- Problem statement
The response should hold each line from the entries below where "views" is found.
====
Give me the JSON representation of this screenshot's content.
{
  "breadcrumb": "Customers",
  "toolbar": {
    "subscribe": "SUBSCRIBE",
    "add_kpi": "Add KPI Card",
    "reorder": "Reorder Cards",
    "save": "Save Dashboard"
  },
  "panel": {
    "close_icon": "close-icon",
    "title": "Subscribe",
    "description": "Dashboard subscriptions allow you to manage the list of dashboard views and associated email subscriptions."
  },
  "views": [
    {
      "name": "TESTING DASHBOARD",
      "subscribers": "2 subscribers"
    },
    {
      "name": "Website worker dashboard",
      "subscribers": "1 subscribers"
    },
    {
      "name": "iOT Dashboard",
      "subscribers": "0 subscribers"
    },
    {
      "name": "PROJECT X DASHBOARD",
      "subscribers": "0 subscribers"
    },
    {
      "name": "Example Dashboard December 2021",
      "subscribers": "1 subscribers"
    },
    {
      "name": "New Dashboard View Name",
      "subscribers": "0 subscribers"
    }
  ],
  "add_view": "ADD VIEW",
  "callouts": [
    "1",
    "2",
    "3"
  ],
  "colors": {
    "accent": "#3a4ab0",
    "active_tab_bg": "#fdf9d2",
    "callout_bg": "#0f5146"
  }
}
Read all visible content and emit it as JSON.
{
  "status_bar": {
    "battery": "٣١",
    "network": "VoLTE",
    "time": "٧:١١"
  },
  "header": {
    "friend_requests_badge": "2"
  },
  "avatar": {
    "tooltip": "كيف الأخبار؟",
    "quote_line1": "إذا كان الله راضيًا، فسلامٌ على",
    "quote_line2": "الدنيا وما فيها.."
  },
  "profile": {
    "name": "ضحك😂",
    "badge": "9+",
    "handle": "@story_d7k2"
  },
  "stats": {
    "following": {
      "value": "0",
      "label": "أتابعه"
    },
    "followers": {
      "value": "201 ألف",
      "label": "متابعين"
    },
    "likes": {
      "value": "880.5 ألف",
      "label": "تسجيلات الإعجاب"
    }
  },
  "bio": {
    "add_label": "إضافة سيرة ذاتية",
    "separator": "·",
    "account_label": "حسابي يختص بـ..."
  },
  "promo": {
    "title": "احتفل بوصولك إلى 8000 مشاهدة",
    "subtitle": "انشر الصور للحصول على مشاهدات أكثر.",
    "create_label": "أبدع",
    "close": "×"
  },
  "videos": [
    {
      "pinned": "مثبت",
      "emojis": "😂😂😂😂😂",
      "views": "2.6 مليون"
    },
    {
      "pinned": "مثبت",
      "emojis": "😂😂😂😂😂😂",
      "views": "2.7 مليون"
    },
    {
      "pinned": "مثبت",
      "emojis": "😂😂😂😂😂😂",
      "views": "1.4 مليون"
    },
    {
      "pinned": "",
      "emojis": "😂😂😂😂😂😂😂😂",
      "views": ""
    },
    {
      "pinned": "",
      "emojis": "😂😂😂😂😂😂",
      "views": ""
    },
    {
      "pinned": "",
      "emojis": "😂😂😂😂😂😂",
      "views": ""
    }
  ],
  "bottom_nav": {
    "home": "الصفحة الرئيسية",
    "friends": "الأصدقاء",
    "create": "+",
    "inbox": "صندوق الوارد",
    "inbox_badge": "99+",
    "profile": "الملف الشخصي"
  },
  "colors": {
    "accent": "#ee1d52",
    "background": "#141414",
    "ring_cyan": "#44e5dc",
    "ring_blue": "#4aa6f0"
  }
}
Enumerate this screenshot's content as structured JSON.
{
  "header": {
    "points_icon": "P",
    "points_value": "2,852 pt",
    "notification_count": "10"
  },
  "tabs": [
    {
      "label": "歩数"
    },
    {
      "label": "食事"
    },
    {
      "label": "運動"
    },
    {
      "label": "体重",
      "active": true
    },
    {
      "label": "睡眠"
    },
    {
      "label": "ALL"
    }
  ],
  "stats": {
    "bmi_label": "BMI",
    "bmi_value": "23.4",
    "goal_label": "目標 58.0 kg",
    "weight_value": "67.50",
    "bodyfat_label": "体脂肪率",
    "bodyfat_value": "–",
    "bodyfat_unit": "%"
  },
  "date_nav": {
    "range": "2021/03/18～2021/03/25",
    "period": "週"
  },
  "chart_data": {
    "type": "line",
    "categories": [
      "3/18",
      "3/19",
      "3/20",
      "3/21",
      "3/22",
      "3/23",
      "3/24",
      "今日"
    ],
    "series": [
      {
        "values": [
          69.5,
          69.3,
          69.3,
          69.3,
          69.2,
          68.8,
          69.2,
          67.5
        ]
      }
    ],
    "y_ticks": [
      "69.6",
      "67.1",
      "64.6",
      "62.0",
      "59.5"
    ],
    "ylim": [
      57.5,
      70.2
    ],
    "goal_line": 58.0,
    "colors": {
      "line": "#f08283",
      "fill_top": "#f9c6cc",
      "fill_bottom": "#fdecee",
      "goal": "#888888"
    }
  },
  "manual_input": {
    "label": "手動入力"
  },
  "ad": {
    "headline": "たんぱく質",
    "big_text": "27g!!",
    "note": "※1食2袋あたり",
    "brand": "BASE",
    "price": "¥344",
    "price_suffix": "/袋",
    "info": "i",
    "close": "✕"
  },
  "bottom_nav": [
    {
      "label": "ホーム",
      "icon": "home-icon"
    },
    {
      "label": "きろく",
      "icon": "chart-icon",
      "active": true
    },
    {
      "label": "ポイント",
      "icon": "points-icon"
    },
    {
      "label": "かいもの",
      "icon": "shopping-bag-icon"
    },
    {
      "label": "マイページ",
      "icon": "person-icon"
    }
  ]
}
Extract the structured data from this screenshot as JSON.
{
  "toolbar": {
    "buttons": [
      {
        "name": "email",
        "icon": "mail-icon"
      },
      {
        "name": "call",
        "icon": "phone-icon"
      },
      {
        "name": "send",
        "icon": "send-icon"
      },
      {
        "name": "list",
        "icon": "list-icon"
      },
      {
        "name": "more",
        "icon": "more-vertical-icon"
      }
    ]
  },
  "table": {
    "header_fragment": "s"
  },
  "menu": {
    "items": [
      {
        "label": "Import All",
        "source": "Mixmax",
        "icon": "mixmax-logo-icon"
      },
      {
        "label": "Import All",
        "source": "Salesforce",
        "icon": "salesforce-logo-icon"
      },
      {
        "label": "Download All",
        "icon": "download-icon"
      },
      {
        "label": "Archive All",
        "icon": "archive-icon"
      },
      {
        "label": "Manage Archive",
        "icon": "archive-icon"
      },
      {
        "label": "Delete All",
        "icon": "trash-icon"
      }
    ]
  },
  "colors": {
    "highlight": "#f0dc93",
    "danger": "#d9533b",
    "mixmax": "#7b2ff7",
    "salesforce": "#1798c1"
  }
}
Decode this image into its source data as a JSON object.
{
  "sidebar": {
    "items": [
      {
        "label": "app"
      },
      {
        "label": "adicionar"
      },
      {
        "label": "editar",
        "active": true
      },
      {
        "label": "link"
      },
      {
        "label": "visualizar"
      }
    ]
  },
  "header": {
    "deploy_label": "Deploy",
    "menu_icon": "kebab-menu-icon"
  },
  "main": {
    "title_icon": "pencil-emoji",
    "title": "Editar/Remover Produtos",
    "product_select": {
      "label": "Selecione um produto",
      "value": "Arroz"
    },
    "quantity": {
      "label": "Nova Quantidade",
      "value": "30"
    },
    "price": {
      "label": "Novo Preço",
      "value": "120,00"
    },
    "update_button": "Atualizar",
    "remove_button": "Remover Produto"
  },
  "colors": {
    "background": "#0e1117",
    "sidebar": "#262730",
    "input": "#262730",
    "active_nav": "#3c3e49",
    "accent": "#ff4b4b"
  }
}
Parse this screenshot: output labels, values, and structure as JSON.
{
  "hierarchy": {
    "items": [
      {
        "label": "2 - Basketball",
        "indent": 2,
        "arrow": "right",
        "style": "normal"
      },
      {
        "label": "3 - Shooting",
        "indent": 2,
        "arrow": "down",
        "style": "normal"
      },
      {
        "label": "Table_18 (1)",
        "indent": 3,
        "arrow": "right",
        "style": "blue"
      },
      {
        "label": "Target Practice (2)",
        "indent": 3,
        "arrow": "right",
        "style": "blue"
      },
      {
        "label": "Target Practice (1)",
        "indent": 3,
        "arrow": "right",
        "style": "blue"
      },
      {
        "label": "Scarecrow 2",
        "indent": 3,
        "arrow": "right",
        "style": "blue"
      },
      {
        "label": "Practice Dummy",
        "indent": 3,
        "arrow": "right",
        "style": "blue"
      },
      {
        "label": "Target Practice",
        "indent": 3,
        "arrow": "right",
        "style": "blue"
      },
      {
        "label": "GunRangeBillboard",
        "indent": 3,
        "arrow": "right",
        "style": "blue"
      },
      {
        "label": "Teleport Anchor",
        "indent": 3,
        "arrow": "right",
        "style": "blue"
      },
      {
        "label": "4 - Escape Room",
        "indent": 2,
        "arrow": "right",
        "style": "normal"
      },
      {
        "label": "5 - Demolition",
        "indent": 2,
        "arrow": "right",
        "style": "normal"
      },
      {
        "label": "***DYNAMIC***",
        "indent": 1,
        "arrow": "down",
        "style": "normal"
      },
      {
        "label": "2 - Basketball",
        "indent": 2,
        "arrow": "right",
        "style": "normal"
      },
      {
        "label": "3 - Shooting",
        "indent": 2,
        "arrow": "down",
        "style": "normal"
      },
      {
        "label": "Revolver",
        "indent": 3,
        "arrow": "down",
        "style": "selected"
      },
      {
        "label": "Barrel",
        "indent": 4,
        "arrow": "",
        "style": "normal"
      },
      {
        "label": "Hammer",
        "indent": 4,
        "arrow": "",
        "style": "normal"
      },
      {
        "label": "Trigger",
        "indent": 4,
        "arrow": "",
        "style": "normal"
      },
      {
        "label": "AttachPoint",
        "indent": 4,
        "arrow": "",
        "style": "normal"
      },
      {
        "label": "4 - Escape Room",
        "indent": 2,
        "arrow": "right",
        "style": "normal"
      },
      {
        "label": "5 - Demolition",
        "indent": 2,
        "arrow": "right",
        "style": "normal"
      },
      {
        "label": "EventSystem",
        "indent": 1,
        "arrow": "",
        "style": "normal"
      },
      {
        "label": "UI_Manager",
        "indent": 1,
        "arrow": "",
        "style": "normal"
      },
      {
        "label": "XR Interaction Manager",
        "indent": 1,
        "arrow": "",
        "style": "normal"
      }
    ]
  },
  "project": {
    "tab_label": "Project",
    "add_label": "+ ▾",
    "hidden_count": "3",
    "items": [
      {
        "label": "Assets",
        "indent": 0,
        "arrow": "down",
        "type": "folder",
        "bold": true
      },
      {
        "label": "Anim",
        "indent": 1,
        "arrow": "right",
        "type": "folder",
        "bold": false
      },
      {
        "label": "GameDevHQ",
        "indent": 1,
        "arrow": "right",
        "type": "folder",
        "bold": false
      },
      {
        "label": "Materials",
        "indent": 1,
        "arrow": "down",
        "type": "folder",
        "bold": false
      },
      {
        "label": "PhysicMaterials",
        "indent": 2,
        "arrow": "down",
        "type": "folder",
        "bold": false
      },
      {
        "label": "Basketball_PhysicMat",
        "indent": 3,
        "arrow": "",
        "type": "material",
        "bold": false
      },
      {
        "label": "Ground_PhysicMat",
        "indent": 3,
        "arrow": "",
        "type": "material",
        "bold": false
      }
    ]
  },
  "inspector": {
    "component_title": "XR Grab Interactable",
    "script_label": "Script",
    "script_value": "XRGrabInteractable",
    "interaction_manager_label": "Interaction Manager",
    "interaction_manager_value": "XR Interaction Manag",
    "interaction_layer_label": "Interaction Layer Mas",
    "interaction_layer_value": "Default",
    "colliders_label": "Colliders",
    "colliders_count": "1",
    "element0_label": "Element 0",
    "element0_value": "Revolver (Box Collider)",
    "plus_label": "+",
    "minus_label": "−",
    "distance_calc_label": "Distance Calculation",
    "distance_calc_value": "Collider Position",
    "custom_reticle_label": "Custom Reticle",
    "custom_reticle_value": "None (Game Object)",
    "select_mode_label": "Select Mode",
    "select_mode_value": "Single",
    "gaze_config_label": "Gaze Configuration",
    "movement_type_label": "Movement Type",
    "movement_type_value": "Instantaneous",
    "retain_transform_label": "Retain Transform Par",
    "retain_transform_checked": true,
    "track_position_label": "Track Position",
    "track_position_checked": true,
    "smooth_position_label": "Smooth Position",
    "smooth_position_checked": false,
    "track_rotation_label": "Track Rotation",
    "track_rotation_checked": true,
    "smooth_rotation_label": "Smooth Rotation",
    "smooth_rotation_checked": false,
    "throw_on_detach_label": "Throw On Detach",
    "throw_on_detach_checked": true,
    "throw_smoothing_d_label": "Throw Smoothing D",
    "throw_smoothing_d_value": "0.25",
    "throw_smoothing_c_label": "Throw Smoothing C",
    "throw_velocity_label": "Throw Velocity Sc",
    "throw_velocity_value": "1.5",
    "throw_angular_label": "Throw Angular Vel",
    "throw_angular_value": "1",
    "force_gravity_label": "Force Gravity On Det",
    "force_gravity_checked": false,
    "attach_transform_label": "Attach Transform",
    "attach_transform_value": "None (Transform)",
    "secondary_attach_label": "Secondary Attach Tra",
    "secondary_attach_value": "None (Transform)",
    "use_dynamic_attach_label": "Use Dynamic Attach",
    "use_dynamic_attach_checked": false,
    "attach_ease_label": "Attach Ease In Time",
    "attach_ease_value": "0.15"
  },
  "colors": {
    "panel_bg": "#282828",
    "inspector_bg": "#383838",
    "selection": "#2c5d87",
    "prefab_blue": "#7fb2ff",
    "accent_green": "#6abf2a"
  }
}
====
- Completed task
    "description": "Dashboard subscriptions allow you to manage the list of dashboard views and associated email subscriptions."
  "views": [
      "views": "2.6 مليون"
      "views": "2.7 مليون"
      "views": "1.4 مليون"
      "views": ""
      "views": ""
      "views": ""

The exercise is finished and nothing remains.